–More on finishing-“The mind¬set is there when you’re down 17 and there is no quit. That resiliency that you look for is there. It’s execution in those times that you need. It’s that attention to detail, doing your job in those crucial times when you’re called upon. We had some really good looks late offensively and we didn’t execute at the level necessary to continue drives to score. and so it’s execution in those critical times that requires you to be the best at those times. Veterans and young players alike have to execute. Everybody across the board is responsible for executing late in the game and being the best they can.”

–On the defense-“I know our personnel, and our defensive line was pretty solid–and Nyles Morgan, our middle linebacker, was solid. I think moving (Shaun) Crawford out to corner is going to solidify things for us, and I think the safeties we knew were going to be young and inexperienced. I think it’s a matter of this–they need more time and they’re going to get better each and every week because I’m looking at the personnel that we have and we will evolve to putting those guys into a position that best fits their abilities. We have to say, okay, what can these guys do and what can’t they do? Let’s maximize what their strengths are. Primarily if we just do the ordinary things ordinarily well we’re in good shape. We have to do those better.”

–On moving on this week-“It’s what they’re programmed to do. When does a fan get over it, right? Wednesday? Thursday? Our guys gotta get back to work! They’re going to be practicing today (Tuesday). So we get 24 hours, to think about it, watch the film, grade it and then we move on. It’s a quick turnaround. Whether it’s a high or a low, there is a routine among football programs and this team in particular that we move on pretty quickly.”


Here are special recognitions slated for the Notre Dame-Nevada football game Saturday:

— The national colors will be presented by the presidents of the University of Notre Dame, Saint Mary’s College and Holy Cross College — Rev. John I. Jenkins, C.S.C., Jan Cervelli and Brother John Paige, C.S.C. — in recognition of the collaboration among the three campuses, the return of Professor Cervelli, a South Bend native, to the community as president of Saint Mary’s and the 50th anniversary of Holy Cross College.

— All former Notre Dame football players (and others connected to the Irish football family) who have died in the past year will be recognized in a pregame moment of silence.

–The Notre Dame men’s basketball squad will be recognized at the first timeout for its back-to-back NCAA Elite Eight performances-as the only team in the country to accomplish that in both 2015 and 2016.

— One new wrinkle for the pregame period: The Band of the Fighting Irish has added the opposing team’s fight song to its set list.

— At the end of the first period, former Irish hockey players Ian Cole and Bryan Rust will be recognized for their role in helping the Pittsburgh Penguins win the 2016 NHL Stanley Cup (the Cup also will appear with them).

— Presidential Team Irish Award (first timeout in first period)-Green Dot.

— Notre Dame faculty recognition (first timeout in third period)-Tim Fuerst, Department of Economics.

— The Notre Dame game management staff again will use in-game taped messages from former Indiana State Police Sgt. Tim McCarthy.

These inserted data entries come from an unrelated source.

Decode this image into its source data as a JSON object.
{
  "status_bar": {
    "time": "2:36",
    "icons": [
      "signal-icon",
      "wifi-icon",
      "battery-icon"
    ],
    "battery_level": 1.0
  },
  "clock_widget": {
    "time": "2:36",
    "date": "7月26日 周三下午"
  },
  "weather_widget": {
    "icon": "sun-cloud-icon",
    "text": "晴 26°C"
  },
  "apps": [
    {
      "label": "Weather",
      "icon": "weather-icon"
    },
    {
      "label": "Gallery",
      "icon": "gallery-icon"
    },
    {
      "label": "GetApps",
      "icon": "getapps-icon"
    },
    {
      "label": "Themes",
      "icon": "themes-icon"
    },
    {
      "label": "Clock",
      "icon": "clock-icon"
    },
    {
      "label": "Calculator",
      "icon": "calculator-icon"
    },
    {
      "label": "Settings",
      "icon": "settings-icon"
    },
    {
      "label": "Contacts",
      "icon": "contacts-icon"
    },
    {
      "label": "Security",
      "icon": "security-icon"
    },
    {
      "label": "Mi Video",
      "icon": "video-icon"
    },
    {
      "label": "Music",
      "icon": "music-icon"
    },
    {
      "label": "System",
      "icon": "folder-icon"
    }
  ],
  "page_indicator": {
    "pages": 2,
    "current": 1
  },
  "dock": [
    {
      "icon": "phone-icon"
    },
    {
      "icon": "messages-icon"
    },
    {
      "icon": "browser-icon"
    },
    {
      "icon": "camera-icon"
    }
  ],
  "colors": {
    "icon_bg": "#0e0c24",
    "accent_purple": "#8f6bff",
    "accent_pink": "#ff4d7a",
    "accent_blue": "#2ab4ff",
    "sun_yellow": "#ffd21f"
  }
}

He retired in April 2015 after 55 seasons of delivering safety messages and accompanying puns at Irish home football games.

–The new McConnell Family Boathouse on the St. Joseph River in South Bend will be dedicated at a Friday night dinner.

Senior Associate athletics director John Heisler joined the University of Notre Dame athletics communications staff in 1978 and writes about Irish athletics for Fighting Irish Media.